She is aspecifically to serve as an example to her children. In 1979 she graduated summa cum laude from Fordham University with a Bachelor’s in philosophy. All five of her children have taken up her example and have gone on to achieve great professional success, including her youngest daughter, who has followed in her mother’s footsteps as a successful author. She was named Grand Master of the 2000 Edgar Awards, and an annual Mary Higgins Clark Award has been created by her publisher to recognize authors of suspense.
Although she never received any formal training in music, Pearl Bailey was a singer at age 15 and traveled with the USO during WWII. She didn’t stop there, starring on stage, screen, and in her own TV show, as well as writing five books.

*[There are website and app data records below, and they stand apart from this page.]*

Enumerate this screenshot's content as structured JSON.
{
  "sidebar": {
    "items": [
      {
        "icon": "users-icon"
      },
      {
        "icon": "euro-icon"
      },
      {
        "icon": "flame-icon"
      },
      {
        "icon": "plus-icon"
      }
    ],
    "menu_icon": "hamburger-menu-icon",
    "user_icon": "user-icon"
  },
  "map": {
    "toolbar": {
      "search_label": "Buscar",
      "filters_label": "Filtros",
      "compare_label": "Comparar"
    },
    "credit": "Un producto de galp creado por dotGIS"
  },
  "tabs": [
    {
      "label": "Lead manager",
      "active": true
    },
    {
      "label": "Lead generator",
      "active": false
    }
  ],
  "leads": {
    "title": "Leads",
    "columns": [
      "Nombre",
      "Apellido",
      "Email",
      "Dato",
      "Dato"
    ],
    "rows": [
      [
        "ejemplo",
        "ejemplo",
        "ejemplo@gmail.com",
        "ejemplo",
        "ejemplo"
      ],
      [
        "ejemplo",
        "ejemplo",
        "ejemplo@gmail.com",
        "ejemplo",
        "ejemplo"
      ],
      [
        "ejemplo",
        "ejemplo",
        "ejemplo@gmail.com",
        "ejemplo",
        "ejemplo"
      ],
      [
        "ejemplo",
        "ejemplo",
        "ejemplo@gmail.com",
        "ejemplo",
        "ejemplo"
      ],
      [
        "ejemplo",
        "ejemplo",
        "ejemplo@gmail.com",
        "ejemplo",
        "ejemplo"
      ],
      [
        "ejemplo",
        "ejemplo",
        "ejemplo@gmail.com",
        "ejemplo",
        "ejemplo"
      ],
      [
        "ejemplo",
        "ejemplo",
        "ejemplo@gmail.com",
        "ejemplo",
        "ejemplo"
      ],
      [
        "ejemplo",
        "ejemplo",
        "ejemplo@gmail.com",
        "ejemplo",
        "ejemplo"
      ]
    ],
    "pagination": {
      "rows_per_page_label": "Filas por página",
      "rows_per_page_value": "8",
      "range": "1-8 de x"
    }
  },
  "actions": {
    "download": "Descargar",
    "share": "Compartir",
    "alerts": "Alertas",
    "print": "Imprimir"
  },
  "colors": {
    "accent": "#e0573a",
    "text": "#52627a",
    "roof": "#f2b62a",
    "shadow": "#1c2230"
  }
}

But above all, she was a singer (her Emmy and Tony notwithstanding). A dedicated republican, she was appointed “Ambassador of Love” in 1970 and campaigned for Gerald Ford in 1976.
In 1952, she married and over the years adopted two children. And she also went back to school. In 1985, she earned a B.A. in theology from Georgetown University. Winner of too many awards to enumerate, including the Presidential Medal of Freedom from Ronald Reagan, it is said, “Pearl Bailey signs her autograph, “All Love, Pearl” – and she means it. This rare treasure has a heart as big as the world.”
She is regarded as one of the most powerful women in the business world, being the first woman CEO of a Fortune-20 company. Many credit her with being the one who smashed the glass ceiling. Carly Fiorina was a top executive at AT&T and Lucent, then became CEO of Hewlett-Packard during its hard-fought merger with Compaq. Despite harsh criticism from some, according to her own lights, she simply made the necessary, tough decisions that saved the company.
After heading up H-P, she became a commentator for the FOX Business Network. She also was a mother who went back to school. She started out with a B.A. in history and philosophy from Stanford in 1976, then, to her father’s disappointment, dropped out after one year of law school. But by 1980 she held an MBA in marketing from the University of Maryland. That wasn’t enough. She married her second husband in 1985, and helped bring up two step-daughters. And in 1989 she went back to school and received a B.S. in management from M.I.T. In 2008, she was an advisor to the presidential campaign of John McCain. She is a breast cancer survivor, diagnosed in 2009. Yet in 2010, she had recovered enough to run in a famous but unsuccessful attempt to unseat Sen. Barbara Boxer. She is now the board chair of Good360, a nonprofit that "help companies help charities."
Going back to school as an adult isn't always easy, but these women have shown that getting your college degree is worth it. For those of you who are just starting to think about going back to school, and for those of you who have already earned your degree, StraighterLine congratulates you!